So — a proactive attempt by the forces of good to prevent the misuse of information by the forces of evil and stupidity. As with previous attempts to use intellectual property laws to prevent association of real science information with false intelligent design, the scientists are right to be upset. But using copyright law to prevent use of factual, scientific information ultimately does a disservice to the forces of good. Remember, information and truth is on our side. Restricting access to truthful information is their tactics. Supporting access to information is not only more consistent with scientists’ and educators’ general ethics, it is ultimately better tactically: The more information that people have access to, the more they have to consider, the more their interest will be piqued to learn more, and the more they will be equipped to think for themselves. The Expelled audience would benefit from seeing the video, particularly if they could see where it came from and who did it.
Moreover, the C&D does play right into the hands of their message: Attempts to stifle “the truth”. Yes, there have been numerous attempts by religious nuts to use copyright to stifle speech (including Kent Hovind, the Worldwide Church of God, the Scientologists, and numerous other wacky cults trying to prevent disclosure or criticism of their wacky doctrines). But surely it’s not a good idea for us to follow suit, especially against a film that alleges that these people are oppressed and silenced! (Indeed, it turns out that there is a long thread on a creationist blog where creationists William Dembski & others seem to agree with the substance of a copyright claim, and suggest it is a great marketing tactic.)

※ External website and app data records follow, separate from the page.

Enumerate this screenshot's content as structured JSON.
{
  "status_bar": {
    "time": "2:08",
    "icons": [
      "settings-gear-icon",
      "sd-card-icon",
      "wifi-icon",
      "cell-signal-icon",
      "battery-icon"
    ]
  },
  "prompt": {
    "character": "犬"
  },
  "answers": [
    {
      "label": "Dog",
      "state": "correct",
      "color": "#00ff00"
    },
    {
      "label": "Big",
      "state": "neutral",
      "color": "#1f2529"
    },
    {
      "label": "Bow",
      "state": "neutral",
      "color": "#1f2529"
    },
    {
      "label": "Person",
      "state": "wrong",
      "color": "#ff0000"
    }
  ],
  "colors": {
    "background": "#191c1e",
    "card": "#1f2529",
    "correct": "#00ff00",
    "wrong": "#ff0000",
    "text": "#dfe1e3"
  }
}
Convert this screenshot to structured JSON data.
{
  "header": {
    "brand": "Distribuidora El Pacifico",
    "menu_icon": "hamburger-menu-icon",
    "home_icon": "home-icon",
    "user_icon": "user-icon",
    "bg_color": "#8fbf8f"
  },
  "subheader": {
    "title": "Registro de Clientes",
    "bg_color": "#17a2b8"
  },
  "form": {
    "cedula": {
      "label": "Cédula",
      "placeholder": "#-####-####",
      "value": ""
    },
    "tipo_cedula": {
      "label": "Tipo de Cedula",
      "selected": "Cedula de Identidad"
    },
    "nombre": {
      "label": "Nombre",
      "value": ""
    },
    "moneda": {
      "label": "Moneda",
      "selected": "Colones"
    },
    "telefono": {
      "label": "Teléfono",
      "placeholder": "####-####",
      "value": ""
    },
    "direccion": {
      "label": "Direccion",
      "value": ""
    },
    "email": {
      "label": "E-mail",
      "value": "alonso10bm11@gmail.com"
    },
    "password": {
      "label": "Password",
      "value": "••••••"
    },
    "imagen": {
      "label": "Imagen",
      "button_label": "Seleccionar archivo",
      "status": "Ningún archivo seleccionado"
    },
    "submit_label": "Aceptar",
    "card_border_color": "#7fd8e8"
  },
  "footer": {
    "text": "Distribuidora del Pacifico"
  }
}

So what would I suggest? (1) Asking for licensing fees seems fine. (2) Demanding attribution is an excellent idea. Require attribution and a link to the XVIVO website, which could then include links to Expelled Exposed and basic information about evolution that refutes common misconceptions about evolution and creationist claims.